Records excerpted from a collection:
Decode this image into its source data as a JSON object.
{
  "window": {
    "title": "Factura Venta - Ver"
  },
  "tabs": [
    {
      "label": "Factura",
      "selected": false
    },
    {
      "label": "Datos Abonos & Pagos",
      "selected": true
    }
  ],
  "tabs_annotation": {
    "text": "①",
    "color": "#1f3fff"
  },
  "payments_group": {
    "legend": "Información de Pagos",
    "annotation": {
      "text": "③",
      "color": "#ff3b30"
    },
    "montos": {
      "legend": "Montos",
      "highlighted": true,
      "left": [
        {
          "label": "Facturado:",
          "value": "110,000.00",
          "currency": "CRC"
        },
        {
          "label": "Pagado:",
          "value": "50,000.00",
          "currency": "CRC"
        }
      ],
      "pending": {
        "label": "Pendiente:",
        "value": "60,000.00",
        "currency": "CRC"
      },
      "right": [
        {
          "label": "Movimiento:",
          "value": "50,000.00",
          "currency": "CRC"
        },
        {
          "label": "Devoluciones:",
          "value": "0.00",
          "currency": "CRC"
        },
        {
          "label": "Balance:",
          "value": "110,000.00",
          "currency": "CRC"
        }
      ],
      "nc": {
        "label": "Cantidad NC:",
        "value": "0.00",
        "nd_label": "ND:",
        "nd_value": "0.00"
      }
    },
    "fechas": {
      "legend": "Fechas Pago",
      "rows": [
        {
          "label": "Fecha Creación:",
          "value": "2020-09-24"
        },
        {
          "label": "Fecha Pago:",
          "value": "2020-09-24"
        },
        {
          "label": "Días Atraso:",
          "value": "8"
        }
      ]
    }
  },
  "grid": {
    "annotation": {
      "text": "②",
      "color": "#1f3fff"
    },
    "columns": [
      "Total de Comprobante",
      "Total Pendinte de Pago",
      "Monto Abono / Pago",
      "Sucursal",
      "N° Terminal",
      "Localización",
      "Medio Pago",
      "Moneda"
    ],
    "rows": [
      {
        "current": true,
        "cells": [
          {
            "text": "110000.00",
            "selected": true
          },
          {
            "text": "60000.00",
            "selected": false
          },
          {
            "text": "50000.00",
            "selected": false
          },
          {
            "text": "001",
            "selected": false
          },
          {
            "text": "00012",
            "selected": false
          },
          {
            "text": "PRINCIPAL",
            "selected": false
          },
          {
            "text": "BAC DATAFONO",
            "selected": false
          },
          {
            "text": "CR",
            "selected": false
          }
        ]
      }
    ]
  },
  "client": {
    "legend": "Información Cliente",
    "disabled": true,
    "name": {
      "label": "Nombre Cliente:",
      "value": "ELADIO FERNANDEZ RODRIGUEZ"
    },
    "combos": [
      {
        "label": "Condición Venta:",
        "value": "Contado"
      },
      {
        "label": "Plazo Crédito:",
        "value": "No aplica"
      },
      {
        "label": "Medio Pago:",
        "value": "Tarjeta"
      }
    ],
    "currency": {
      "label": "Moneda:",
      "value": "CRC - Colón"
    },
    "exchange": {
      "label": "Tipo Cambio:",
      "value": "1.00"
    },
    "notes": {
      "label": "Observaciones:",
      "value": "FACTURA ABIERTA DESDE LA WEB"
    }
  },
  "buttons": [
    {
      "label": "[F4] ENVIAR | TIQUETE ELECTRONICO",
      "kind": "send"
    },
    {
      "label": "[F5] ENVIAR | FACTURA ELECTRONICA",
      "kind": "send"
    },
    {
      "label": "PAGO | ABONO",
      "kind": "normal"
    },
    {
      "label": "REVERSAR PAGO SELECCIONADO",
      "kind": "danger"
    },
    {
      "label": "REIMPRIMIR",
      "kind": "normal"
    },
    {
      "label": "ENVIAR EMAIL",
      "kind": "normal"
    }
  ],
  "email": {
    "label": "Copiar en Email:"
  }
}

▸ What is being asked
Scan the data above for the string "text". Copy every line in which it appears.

▸ Final answer
    "text": "①",
      "text": "③",
      "text": "②",
            "text": "110000.00",
            "text": "60000.00",
            "text": "50000.00",
            "text": "001",
            "text": "00012",
            "text": "PRINCIPAL",
            "text": "BAC DATAFONO",
            "text": "CR",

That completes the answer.